'Do! Do go to bed by all means, and get a good night's sleep. God knows you want it! I am more than glad you have made the suggestion, for I feared when I saw you tonight that I might have you on my hands as a patient next.'
She gave a sigh of relief, and the tired look seemed to melt from her face. Never shall I forget the deep, earnest look in her great, beautiful black eyes as she said to me:
"You will guard Father tonight, won't you, with Doctor Winchester? I am so anxious about him that every second brings new fears. But I am really worn out; and if I don't get a good sleep, I think I shall go mad. I will change my room for tonight. I'm afraid that if I stay so close to Father's room I shall multiply every sound into a new terror. But, of course, you will have me waked if there be any cause. I shall be in the bedroom of the little suite next the boudoir off the hall. I had those rooms when first I came to live with Father, and I had no care then.... It will be easier to rest there; and perhaps for a few hours I may forget. I shall be all right in the morning. Good-night!'

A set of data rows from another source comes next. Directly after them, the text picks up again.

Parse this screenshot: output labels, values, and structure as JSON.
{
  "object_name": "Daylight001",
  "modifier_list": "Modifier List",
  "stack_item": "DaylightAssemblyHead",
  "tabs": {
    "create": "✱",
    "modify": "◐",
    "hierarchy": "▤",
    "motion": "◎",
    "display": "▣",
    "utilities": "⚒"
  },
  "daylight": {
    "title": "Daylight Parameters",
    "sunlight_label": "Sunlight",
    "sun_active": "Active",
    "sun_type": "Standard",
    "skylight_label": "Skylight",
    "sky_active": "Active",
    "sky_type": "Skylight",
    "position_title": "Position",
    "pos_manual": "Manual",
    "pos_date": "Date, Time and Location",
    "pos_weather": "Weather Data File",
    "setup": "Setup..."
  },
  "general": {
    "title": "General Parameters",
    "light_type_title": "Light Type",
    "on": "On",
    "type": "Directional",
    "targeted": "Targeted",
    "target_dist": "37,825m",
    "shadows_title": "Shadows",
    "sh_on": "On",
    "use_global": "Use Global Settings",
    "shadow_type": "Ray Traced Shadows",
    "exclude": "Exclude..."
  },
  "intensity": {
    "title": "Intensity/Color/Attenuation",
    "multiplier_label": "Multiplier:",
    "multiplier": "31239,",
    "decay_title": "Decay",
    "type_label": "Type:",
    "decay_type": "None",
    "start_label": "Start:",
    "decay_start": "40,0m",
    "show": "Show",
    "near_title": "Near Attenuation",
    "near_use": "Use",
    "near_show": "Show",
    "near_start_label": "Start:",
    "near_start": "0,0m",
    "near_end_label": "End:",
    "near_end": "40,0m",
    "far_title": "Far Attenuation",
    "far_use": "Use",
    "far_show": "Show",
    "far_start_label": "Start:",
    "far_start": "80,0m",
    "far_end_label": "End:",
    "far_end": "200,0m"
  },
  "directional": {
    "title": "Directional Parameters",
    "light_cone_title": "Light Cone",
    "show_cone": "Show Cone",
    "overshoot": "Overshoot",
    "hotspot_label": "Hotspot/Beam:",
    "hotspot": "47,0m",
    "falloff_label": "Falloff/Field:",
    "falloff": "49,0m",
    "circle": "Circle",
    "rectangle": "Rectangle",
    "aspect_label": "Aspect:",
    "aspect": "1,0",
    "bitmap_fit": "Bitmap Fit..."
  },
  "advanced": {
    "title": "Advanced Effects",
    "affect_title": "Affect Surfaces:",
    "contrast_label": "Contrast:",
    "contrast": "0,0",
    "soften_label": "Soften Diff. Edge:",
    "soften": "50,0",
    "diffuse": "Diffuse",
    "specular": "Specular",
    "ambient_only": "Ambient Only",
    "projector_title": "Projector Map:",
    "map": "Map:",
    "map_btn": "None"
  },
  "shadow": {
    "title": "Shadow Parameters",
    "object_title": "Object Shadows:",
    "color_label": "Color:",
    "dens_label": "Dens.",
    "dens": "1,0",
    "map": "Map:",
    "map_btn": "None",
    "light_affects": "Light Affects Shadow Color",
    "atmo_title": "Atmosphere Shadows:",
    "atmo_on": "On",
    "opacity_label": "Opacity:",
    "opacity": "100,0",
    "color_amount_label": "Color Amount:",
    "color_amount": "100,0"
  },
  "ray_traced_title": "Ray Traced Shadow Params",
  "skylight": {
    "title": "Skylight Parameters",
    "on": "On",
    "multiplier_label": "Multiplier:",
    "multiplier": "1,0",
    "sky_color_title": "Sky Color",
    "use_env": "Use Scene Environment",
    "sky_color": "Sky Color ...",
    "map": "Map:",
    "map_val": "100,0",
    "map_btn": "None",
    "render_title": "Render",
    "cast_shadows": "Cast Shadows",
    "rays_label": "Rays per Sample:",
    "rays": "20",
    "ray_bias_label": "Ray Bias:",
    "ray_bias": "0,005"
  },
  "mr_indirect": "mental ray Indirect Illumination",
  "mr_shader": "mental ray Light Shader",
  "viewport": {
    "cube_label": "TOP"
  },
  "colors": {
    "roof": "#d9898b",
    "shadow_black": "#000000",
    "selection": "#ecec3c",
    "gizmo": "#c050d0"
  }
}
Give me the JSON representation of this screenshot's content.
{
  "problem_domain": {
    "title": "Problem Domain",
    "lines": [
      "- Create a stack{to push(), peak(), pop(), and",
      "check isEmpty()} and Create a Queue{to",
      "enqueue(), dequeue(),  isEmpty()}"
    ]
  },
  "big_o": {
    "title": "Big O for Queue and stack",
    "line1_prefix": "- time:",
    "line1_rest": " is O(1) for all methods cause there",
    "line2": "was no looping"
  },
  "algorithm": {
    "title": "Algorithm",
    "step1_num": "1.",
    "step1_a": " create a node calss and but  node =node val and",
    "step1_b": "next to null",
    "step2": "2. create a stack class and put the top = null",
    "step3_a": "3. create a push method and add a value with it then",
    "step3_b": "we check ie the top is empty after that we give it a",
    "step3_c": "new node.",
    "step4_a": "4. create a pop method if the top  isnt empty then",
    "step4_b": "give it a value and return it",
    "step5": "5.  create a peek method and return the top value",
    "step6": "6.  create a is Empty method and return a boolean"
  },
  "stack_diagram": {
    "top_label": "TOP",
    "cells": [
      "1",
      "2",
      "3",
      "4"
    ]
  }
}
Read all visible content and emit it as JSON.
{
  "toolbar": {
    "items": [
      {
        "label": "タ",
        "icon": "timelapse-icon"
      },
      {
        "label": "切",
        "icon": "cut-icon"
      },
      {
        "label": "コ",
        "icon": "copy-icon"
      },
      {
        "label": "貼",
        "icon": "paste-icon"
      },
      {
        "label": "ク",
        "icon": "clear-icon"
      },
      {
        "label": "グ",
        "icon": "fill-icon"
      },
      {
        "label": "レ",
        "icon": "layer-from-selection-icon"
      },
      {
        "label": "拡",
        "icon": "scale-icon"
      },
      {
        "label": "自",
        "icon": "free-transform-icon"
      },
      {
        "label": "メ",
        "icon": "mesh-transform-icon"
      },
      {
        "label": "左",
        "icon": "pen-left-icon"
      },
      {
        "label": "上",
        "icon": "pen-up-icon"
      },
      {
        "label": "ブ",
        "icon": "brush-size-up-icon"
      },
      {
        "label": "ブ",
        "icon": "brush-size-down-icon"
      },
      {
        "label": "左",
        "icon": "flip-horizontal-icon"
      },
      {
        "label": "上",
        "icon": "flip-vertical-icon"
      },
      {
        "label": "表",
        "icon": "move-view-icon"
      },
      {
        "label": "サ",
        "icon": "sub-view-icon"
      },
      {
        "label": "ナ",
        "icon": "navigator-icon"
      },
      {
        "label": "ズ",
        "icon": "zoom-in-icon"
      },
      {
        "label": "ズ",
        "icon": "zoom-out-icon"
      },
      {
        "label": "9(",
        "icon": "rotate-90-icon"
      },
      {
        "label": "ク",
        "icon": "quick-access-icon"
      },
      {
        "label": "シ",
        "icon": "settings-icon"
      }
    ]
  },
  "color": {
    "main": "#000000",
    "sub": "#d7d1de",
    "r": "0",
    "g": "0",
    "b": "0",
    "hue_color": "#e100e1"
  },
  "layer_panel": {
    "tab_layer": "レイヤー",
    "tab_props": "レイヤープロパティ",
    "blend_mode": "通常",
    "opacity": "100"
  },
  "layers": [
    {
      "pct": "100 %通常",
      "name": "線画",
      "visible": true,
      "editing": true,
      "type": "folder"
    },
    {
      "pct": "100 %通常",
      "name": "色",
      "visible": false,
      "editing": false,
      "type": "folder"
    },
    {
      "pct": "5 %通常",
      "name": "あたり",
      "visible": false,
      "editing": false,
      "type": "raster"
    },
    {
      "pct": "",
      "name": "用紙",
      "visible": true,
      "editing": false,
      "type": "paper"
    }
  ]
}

When I had dosed the door behind her and come back to the little table at which we had been sitting, Doctor Winchester said:
'That poor girl is overwrought to a terrible degree. I am delighted that she is to get a rest. It will be life to her; and in the morning she will be all right. Her nervous system is on the verge of a breakdown. Did you notice how fearfully disturbed she was, and how red she got when she came in and found us talking? An ordinary thing like that, in her own house with her own guests, wouldn't under normal circumstances disturb her!'
I was about to tell him, as an explanation in her defence, how her entrance was a repetition of her finding the Detective and myself alone together earlier in the day, when I remembered that that conversation was so private that even an allusion to it might be awkward in evoking curiosity. So I remained silent.
We stood up to go to the sick-room; but as we took our way through the dimly lighted corridor I could not help thinking, again, and again, and again--ay, and for many a day after--how strange it was that she had interrupted me on two such occasions when touching on such a theme.
There was certainly some strange web of accidents, in whose meshes we were all involved.